The FDA Just Made J&J Throw Out 60 Million Doses Over This, Reports Say
After a vaccine plant was shuttered, Johnson & Johnson has to scrap millions of doses.
The Johnson & Johnson COVID vaccine, notable for its one-dose regimen, has experienced a handful of trials and tribulations over the past few months. The vaccine was briefly paused by the U.S. Food and Drug Administration (FDA) due to its link to blood clots, then brought back into circulation. Now, The New York Times reports that the FDA is forcing Johnson & Johnson to throw out 60 million doses of its COVID vaccine. The millions of doses will be trashed due to possible contamination at the plant they were produced at in Baltimore, run by Emergent BioSolutions.
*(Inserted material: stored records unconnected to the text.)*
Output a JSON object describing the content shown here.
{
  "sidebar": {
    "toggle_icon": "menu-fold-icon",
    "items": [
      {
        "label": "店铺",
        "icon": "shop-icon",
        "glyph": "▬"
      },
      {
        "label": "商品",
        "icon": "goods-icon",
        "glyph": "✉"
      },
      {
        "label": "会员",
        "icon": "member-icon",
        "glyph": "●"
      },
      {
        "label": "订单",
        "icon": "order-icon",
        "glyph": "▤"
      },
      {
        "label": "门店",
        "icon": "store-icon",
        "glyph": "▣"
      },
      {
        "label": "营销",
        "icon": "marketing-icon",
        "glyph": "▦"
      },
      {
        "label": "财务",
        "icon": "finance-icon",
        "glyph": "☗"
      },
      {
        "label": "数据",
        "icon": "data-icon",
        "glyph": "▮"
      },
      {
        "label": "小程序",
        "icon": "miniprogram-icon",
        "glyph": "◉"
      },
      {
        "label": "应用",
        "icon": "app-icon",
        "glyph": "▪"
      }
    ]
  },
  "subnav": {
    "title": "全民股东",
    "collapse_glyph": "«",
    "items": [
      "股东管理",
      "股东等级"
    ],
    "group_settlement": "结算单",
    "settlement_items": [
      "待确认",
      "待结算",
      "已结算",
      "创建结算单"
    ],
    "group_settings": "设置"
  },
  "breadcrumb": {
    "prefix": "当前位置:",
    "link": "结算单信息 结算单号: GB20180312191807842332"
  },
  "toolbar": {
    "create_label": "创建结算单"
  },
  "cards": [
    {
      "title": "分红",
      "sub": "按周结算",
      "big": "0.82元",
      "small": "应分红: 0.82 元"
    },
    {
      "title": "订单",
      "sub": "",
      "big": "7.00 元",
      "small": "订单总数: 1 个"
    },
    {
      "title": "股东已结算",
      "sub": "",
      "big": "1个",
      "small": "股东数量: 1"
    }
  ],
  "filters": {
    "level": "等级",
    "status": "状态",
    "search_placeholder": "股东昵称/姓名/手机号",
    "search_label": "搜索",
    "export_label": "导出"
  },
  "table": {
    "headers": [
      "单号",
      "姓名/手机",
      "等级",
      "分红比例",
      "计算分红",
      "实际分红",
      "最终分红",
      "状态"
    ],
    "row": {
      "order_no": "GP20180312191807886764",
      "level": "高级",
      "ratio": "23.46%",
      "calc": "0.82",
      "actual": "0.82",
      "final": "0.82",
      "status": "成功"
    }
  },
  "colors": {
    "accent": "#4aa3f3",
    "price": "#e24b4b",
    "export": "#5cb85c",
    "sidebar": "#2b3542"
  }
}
Issues with the plant began back in April—it was shut down after an inspection identified a handful of violations, and has yet to reopen. One of the most problematic violations was the possible contamination of the Johnson & Johnson vaccines with an ingredient from AstraZeneca's COVID vaccine, The New York Times reported. While about 170 million doses of both vaccines were in question following the inspection, Johnson & Johnson only has to scrap a fraction of them. The FDA told CNBC that several batches weren't "suitable for use."
On June 11, the FDA released a statement saying that before making the decision, it "conducted a thorough review of facility records and the results of quality testing performed by the manufacturer." Taking into consideration the ongoing global health crisis and the results of the review, the FDA decided that some batches of the Johnson & Johnson were salvageable. The agency said it was continuing to "work through issues" at the Emergent BioSolutions plant.
According to The New York Times, the FDA plans to let about 10 million doses be distributed in the U.S. or sent abroad with the stipulation that the agency cannot guarantee that Emergent BioSolutions followed good manufacturing practices while producing the vaccine. The doses of Johnson & Johnson that are already in arms in the U.S. were produced at a plant in the Netherlands, so they weren't affected by this possible contamination.
Following the inspection, officials said Emergent BioSolutions can no longer produce AstaZeneca's vaccine and instructed Johnson & Johnson to take direct control over manufacturing its vaccines at the plant, per The New York Times. Peter Marks, PhD, the FDA's top vaccine regulator, said in the statement that the "review has been taking place while Emergent BioSolutions prepares to resume manufacturing operations with corrective actions to ensure compliance with the FDA's current good manufacturing practice requirements."
While the U.S. has ample Pfizer and Moderna vaccines to distribute, losing 60 million doses of Johnson & Johnson poses an issue for President Joe Biden's plan to send vaccines abroad. The New York Times reports that the administration planned on sharing doses of the Johnson & Johnson and AstraZeneca COVID vaccines, but this plan has been delayed amid the FDA's review of the Emergent BioSolutions facilities.